This Dean's Blog originally appeared as an op-ed on DurhamRegion.com
By Jane Philpott and Cynthia Davis
Is there a doctor in the house? For many Ontarians, the answers are bleak. No. Not enough. Not in their communities. Not for their families. Not taking on new patients.
It is estimated that 2.2 million Ontario adults neither have a family doctor nor a primary care nurse practitioner, according to a national survey from OurCare. Another nearly two million have a family doctor that’s over the age of 65. Meanwhile, an Ontario Medical Association survey released this spring found that 40 per cent of physicians are considering retiring in the next five years.
This deepening crisis calls for bold thinking, collaboration, and new solutions. When Ontario’s government committed to expanding medical school seats, Queen's University and Lakeridge Health decided it was time for something different. To that end, we are launching a groundbreaking new medical education program this fall to address the shortage of family doctors.
The Queen’s-Lakeridge Health MD Family Medicine Program is designed to train and graduate practice-ready, community-focused physicians able to work as part of interdisciplinary teams. It’s built for students who already know they want to become family physicians with a curriculum that is focused on the comprehensive skills and knowledge these doctors need.
Twenty students will enter the inaugural class in September based at the Queen’s satellite campus at Lakeridge Health’s Oshawa Hospital. While focused on communities in Durham Region and southeastern Ontario, we are striving for something greater: to offer a model for other institutions in Ontario and around the country.
From the start and throughout the program, students will engage in workplace experiences at family medicine practices in urban centres and small communities across the region. They will get to know patients and their families, and the places they call home. They will work alongside a wide range of community-based health professionals. Learn from them. Be inspired by them.

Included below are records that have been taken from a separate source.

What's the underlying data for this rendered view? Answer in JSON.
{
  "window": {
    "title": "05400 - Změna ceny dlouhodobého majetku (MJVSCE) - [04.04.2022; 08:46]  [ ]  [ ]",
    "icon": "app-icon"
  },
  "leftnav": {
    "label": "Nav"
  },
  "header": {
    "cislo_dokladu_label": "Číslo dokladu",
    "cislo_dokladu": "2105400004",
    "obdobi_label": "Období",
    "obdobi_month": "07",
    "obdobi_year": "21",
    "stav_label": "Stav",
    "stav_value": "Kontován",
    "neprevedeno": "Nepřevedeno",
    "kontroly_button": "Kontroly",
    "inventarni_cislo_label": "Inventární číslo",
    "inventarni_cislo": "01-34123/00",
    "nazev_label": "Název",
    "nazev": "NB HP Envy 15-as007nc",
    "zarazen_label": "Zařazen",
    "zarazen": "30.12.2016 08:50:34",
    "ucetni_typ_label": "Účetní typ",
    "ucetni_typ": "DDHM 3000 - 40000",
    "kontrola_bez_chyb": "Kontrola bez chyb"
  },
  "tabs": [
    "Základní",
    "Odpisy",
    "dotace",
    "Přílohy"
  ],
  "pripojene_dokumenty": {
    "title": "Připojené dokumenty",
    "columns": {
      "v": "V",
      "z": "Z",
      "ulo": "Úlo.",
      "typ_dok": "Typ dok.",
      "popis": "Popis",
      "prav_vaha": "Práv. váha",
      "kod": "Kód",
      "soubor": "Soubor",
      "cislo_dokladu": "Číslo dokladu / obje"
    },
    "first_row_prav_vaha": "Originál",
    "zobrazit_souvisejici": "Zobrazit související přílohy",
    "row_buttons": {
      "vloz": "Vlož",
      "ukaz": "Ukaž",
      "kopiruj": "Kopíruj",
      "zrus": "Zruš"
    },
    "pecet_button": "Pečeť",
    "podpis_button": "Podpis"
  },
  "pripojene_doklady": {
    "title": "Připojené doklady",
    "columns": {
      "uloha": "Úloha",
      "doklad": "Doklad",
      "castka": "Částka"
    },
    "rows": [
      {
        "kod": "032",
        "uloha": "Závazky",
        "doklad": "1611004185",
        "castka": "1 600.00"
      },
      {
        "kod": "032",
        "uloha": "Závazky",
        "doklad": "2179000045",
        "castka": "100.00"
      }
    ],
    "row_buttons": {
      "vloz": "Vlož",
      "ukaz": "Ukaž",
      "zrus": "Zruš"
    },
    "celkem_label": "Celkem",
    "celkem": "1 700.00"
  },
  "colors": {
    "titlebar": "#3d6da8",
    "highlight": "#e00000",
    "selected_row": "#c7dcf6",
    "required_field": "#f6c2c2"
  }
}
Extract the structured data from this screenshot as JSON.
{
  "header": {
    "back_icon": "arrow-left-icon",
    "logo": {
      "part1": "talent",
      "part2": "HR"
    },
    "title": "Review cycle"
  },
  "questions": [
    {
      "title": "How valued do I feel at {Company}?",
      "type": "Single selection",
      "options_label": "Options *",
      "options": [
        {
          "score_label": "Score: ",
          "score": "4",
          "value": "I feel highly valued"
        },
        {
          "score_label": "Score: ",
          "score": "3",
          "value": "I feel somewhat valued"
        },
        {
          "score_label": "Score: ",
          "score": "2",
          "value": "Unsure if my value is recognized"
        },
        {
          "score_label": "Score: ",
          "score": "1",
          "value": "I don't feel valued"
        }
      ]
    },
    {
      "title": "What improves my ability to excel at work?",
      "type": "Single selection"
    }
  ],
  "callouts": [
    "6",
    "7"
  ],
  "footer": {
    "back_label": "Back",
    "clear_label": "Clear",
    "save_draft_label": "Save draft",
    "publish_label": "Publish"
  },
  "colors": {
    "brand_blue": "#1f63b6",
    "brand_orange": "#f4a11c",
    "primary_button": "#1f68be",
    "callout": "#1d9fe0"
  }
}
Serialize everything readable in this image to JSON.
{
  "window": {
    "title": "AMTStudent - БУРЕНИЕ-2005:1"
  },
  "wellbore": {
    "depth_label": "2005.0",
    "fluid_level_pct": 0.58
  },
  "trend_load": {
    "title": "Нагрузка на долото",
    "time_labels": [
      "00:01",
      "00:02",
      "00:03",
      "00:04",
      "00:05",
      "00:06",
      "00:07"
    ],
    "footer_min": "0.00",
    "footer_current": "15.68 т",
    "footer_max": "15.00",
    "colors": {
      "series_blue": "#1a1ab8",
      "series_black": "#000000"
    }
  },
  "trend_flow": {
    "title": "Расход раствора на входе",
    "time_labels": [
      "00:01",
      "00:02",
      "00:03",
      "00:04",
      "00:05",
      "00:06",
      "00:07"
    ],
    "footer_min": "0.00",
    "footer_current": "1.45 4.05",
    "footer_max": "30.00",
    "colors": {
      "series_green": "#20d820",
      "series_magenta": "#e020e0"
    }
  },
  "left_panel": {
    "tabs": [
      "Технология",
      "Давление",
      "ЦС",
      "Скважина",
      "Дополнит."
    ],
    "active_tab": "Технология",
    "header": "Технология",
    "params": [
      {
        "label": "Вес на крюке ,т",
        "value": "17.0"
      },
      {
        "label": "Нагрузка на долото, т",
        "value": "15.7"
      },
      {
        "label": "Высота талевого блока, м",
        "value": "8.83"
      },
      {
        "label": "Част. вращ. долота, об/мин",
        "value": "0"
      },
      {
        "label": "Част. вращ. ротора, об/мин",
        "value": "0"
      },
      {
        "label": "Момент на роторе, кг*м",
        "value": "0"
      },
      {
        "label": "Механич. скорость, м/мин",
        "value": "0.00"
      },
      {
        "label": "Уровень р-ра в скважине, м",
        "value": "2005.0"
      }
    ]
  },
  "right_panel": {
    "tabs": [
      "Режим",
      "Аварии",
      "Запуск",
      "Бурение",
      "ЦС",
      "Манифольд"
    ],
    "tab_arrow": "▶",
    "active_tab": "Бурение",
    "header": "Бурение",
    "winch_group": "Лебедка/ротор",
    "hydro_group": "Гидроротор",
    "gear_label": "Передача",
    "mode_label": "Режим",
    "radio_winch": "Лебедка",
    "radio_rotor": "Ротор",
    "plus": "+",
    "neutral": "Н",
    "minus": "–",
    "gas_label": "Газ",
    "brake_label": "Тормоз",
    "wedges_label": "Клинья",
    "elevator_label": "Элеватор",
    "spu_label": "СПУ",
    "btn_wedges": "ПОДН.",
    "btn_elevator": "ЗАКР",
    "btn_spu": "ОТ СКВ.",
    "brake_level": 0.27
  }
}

This program is the first of its kind in Canada.
We offer a direct pathway into family medicine. Our students will build their professional identity and skillsets around this specialty. Our program is built to meet the needs of future family physicians and ease our students’ transition to a residency in family medicine.
Family doctors play a crucial role in our communities. They know us personally. They support us at our most vulnerable moments and through all stages of life. They help keep our children safe and watch them grow up. They nurture and guide us in our health journeys. The student experience in our program will demonstrate this one-of-a-kind, special bond. It will emphasize the longer-term patient and community relationships that are central to family medicine.
Ultimately, we want to graduate more family physicians for Ontario. We want to pioneer an innovative approach to education that supports local communities and healthier populations. We want to inspire our own students. And we want to inspire others to join in this journey.
If home is where the heart is, there is no question that family doctors, along with their primary care teams, are the beating hearts of our communities. We want to provide customized training and experience to prepare new doctors for where they’re needed most: on the front lines of our communities—making a difference in the lives of our families, friends, and neighbours.
Is there a doctor in the house? More communities in southeastern Ontario will be able to answer “yes” to that question in a few years' time. For now, we look forward to welcoming our new students and shaping the family physicians of tomorrow.
Jane Philpott is the Dean of Queen’s Health Sciences. Cynthia Davis is the President and CEO of Lakeridge Health.